◆ Exercise description:
Write all entries out exactly, images excluded.
Record excerpts Start Marker
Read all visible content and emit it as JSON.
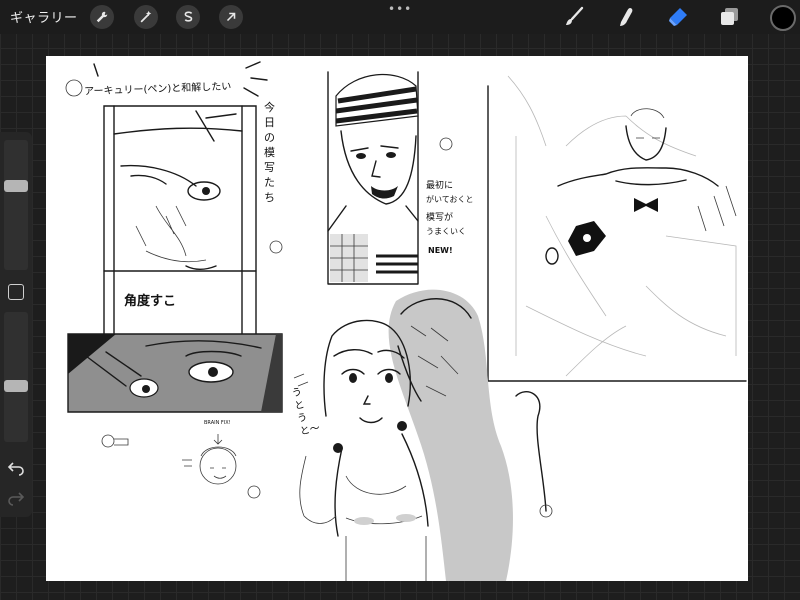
{
  "toolbar": {
    "gallery_label": "ギャラリー",
    "more_dots": "•••"
  },
  "icons": {
    "actions": "wrench-icon",
    "adjustments": "magic-wand-icon",
    "selection": "selection-s-icon",
    "transform": "arrow-cursor-icon",
    "brush": "brush-icon",
    "smudge": "smudge-finger-icon",
    "eraser": "eraser-icon",
    "layers": "layers-icon"
  },
  "colors": {
    "active_tool": "#2f7cf6",
    "current_color": "#000000"
  },
  "sidebar": {
    "brush_size": 0.66,
    "opacity": 0.42
  },
  "canvas_text": {
    "header_note": "アーキュリー(ペン)と和解したい",
    "vertical_note": "今日の模写たち",
    "bottom_note": "角度すこ",
    "side_note_1": "最初に",
    "side_note_2": "がいておくと",
    "side_note_3": "模写が",
    "side_note_4": "うまくいく",
    "side_note_5": "NEW!",
    "bubble_note": "うとうと〜",
    "small_note": "BRAIN FIX!"
  }
}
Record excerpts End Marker
◆ Written response:
Read all visible content and emit it as JSON.
{
  "toolbar": {
    "gallery_label": "ギャラリー",
    "more_dots": "•••"
  },
  "icons": {
    "actions": "wrench-icon",
    "adjustments": "magic-wand-icon",
    "selection": "selection-s-icon",
    "transform": "arrow-cursor-icon",
    "brush": "brush-icon",
    "smudge": "smudge-finger-icon",
    "eraser": "eraser-icon",
    "layers": "layers-icon"
  },
  "colors": {
    "active_tool": "#2f7cf6",
    "current_color": "#000000"
  },
  "sidebar": {
    "brush_size": 0.66,
    "opacity": 0.42
  },
  "canvas_text": {
    "header_note": "アーキュリー(ペン)と和解したい",
    "vertical_note": "今日の模写たち",
    "bottom_note": "角度すこ",
    "side_note_1": "最初に",
    "side_note_2": "がいておくと",
    "side_note_3": "模写が",
    "side_note_4": "うまくいく",
    "side_note_5": "NEW!",
    "bubble_note": "うとうと〜",
    "small_note": "BRAIN FIX!"
  }
}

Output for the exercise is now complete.